• **Data excerpts**:
——————

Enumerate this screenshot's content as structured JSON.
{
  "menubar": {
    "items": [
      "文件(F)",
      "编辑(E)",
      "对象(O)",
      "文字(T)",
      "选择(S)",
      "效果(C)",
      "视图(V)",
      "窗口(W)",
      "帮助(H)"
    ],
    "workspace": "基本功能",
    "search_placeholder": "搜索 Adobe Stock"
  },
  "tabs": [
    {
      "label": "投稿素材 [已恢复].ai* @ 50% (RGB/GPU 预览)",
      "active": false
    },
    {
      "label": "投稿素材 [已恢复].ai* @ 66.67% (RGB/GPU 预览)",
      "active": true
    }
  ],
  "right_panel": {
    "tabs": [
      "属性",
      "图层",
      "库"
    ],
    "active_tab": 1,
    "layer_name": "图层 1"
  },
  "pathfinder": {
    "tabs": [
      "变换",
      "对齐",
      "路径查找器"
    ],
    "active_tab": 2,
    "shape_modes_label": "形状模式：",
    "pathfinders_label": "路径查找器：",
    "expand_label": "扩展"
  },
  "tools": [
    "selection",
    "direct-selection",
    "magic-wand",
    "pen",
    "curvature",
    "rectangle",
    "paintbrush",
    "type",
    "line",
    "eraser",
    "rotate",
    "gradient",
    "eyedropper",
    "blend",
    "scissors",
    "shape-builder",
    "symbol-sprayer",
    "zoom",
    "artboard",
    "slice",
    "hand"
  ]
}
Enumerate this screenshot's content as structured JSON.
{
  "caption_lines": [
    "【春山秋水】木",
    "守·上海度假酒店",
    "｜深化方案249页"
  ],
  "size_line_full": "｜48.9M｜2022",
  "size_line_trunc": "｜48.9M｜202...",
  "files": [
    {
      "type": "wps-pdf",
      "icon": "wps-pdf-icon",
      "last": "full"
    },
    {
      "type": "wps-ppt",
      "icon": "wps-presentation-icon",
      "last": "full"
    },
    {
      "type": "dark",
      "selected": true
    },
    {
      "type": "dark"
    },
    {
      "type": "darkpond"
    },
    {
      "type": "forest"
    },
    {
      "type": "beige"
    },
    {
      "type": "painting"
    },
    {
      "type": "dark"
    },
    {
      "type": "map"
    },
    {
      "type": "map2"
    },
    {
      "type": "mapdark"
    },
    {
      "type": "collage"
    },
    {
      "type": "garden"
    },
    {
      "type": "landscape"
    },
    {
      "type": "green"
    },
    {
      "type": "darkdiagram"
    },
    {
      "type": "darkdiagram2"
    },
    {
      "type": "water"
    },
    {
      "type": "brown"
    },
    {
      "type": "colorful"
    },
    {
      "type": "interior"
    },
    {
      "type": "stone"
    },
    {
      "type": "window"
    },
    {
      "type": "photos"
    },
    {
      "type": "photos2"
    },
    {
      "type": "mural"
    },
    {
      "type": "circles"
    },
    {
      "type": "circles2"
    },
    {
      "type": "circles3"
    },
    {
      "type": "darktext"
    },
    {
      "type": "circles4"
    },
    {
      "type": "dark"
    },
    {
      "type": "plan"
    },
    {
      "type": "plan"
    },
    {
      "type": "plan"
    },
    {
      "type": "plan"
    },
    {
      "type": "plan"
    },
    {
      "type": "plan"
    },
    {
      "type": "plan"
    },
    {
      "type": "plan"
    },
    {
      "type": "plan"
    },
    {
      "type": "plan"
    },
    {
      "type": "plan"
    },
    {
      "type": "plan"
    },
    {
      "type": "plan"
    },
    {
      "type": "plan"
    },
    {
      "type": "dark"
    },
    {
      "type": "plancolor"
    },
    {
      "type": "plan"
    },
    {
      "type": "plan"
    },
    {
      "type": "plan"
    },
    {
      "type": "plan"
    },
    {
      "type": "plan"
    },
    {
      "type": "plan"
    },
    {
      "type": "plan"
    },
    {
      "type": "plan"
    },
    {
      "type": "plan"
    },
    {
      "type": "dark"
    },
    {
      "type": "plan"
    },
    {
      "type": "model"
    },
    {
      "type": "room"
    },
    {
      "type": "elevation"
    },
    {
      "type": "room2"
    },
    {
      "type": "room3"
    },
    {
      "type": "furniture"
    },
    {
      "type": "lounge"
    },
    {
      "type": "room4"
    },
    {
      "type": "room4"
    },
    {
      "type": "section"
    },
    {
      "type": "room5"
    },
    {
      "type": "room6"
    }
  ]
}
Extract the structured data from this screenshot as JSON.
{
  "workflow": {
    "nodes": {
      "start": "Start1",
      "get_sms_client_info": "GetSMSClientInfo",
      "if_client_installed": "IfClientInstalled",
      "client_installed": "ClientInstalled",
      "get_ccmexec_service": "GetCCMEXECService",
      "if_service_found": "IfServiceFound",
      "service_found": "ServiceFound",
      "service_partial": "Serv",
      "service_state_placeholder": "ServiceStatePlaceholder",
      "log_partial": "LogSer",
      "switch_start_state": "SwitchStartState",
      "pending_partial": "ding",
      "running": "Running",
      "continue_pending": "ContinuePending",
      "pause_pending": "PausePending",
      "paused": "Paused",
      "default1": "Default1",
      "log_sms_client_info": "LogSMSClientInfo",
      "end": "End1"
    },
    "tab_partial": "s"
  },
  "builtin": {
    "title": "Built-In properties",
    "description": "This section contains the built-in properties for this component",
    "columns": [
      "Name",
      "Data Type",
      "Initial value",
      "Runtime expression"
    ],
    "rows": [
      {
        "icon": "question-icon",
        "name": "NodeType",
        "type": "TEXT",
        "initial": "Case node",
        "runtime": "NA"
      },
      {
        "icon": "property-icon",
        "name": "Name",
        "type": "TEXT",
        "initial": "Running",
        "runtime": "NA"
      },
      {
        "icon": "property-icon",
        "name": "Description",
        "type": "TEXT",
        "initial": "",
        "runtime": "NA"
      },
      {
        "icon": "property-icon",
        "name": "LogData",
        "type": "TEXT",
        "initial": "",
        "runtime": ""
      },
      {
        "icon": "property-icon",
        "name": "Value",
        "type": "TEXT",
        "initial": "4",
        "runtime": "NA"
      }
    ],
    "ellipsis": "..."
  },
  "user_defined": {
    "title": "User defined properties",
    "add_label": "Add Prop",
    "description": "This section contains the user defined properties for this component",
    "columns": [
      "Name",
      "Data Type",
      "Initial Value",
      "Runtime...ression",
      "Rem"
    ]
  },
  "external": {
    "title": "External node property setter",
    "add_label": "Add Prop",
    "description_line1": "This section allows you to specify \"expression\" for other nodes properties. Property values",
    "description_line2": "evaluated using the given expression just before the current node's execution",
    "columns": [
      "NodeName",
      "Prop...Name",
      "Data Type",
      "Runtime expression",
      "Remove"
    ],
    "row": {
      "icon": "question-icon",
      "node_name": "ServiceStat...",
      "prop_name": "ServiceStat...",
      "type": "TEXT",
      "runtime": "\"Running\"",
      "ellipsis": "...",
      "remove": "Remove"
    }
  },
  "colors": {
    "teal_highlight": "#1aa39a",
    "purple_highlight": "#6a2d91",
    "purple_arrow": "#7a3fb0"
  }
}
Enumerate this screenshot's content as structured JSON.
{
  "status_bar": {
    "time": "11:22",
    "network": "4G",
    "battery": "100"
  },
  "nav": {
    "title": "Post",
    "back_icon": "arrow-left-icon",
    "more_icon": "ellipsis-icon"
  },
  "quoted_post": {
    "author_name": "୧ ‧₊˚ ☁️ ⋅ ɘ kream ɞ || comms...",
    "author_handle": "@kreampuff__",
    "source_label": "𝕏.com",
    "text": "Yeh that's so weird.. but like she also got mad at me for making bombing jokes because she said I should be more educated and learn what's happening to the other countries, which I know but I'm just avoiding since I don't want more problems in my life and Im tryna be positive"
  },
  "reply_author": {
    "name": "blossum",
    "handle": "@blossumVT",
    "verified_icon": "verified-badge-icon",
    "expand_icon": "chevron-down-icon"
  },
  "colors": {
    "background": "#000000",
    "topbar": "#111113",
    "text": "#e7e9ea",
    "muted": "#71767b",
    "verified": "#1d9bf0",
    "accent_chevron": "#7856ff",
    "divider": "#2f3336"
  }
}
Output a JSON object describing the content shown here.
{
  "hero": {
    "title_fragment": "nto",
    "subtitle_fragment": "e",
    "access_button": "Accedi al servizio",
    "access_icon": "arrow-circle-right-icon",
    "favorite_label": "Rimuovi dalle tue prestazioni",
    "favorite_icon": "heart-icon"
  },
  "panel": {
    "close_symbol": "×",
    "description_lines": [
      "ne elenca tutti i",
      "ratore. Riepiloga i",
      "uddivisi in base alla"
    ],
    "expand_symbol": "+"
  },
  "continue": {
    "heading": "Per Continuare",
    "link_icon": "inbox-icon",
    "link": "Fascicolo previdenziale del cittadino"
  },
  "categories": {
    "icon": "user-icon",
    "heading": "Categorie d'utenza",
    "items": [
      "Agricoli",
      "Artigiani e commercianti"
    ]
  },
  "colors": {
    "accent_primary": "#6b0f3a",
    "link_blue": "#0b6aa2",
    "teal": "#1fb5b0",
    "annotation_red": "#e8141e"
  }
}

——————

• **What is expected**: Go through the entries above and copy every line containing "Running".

• **Reply**:
      "running": "Running",
        "initial": "Running",
      "runtime": "\"Running\"",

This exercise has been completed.